CHARLOTTE -- A season of on-track embarrassments for Nextel Cup driver Michael Waltrip has spilled off the track.
The two-time Daytona 500 champion was charged early Saturday morning with reckless driving and failure to report an accident after hitting a telephone pole and rolling his car on Molly's Backbone Road in Catawba County.
"I am really embarrassed about the accident, but I feel fortunate that I wasn't hurt," Waltrip said in a statement released by Michael Waltrip Racing. "For 25 years I have had a great driving record. I consider myself to be a courteous and safe driver on public roads.
"I never expected to fall asleep behind the wheel of a car."
Team officials said alcohol was not a factor and that alcohol was not mentioned on the ticket. They added that there has been no backlash from Waltrip's primary sponsor, NAPA, which has watched its driver fail to qualify for the past five Cup races.
Waltrip hasn't made a race since the Daytona 500, when his crew chief and director of competition were indefinitely suspended by NASCAR after an unspecified fuel additive was discovered in his engine during pre-qualifying inspections.
Waltrip also was docked 100 points.
Phone messages left at Waltrip's home were not returned.
The Highway Patrol told WSOC-TV in Charlotte that Waltrip was driving about 70 mph in a 50-mph zone when he went off the right side of the road on a curve around 1:50 a.m. on Saturday.
The car then traveled back across the pavement and slid off the left side of the road before striking a utility pole as it overturned and then came to a rest on its side.
A witness told state troopers that Waltrip crawled out of the car and left the scene. Police arrived to find an empty vehicle with blood in it. They went to Waltrip's home at 2:30 a.m., but nobody answered the door.
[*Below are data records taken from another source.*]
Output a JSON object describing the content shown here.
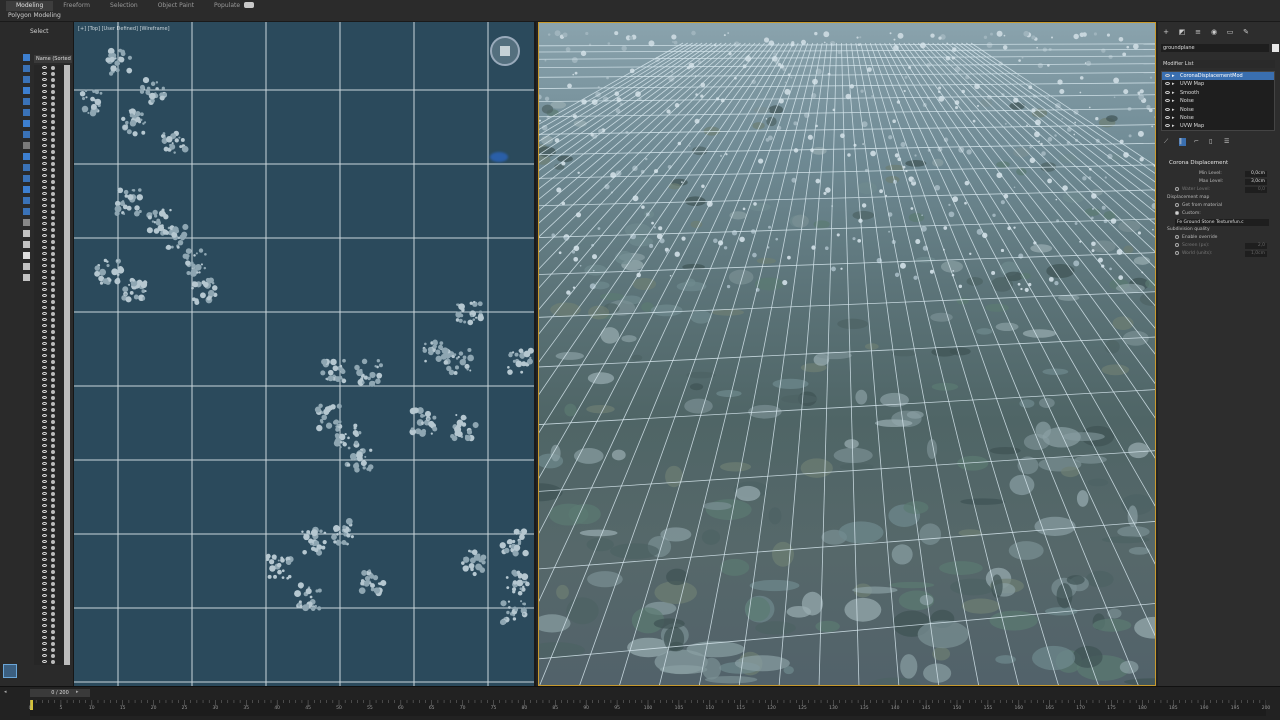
{
  "ribbon": {
    "tabs": [
      {
        "label": "Modeling",
        "active": true
      },
      {
        "label": "Freeform",
        "active": false
      },
      {
        "label": "Selection",
        "active": false
      },
      {
        "label": "Object Paint",
        "active": false
      },
      {
        "label": "Populate",
        "active": false
      }
    ],
    "subtitle": "Polygon Modeling"
  },
  "explorer": {
    "select_label": "Select",
    "column_header": "Name (Sorted A",
    "time_field": "0 / 200"
  },
  "top_viewport": {
    "label": "[+] [Top] [User Defined] [Wireframe]"
  },
  "command_panel": {
    "object_name": "groundplane",
    "modifier_list_label": "Modifier List",
    "stack": [
      {
        "label": "CoronaDisplacementMod",
        "selected": true
      },
      {
        "label": "UVW Map",
        "selected": false
      },
      {
        "label": "Smooth",
        "selected": false
      },
      {
        "label": "Noise",
        "selected": false
      },
      {
        "label": "Noise",
        "selected": false
      },
      {
        "label": "Noise",
        "selected": false
      },
      {
        "label": "UVW Map",
        "selected": false
      }
    ],
    "rollout": {
      "title": "Corona Displacement",
      "min_level_label": "Min Level:",
      "min_level_value": "0,0cm",
      "max_level_label": "Max Level:",
      "max_level_value": "3,0cm",
      "water_level_label": "Water Level:",
      "water_level_value": "0,0",
      "displacement_map_label": "Displacement map",
      "get_from_material_label": "Get from material",
      "custom_label": "Custom:",
      "map_name": "Fe Ground Stone Texturefun.c",
      "subdivision_label": "Subdivision quality",
      "enable_override_label": "Enable override",
      "screen_label": "Screen (px):",
      "screen_value": "2,0",
      "world_label": "World (units):",
      "world_value": "1,0cm"
    }
  },
  "timeline": {
    "ticks": [
      "0",
      "5",
      "10",
      "15",
      "20",
      "25",
      "30",
      "35",
      "40",
      "45",
      "50",
      "55",
      "60",
      "65",
      "70",
      "75",
      "80",
      "85",
      "90",
      "95",
      "100",
      "105",
      "110",
      "115",
      "120",
      "125",
      "130",
      "135",
      "140",
      "145",
      "150",
      "155",
      "160",
      "165",
      "170",
      "175",
      "180",
      "185",
      "190",
      "195",
      "200"
    ],
    "current_frame": "0"
  },
  "colors": {
    "viewport_bg": "#2b4a5c",
    "active_border": "#c89a2e",
    "selection_blue": "#3a6fb0"
  }
}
"He left the scene," Sgt.
Brian Sharpe of the State Highway Patrol in Catawba County said. "We got the plate number,
realized it was him and tried to locate him."
According to WSOC-TV, Waltrip was found at his home by a trooper at around 8 a.m. with scratches on his face and deep cuts on his finger.
He told the trooper that he fell asleep at the wheel driving from Charlotte to his home in Sherrills Ford, N.C.
"I was almost home," Waltrip told the television station. "I relaxed a little bit and ran off the road. I woke up with gravel hitting the car and I tried to correct, but it was too late.
"I had so many emotions when the car came to a stop. I was sad I wrecked. I was embarrassed I wrecked and thankful I wasn't hurt."
Waltrip, who has a May 14 court date, walked the remaining mile to his home.
"I hope this is a lesson to kids and adults that you have to be on your game when driving a vehicle," Waltrip told WSOC-TV.
David Newton covers NASCAR for ESPN.com. He can be reached at email@example.com. Information from The Associated Press was used in this report.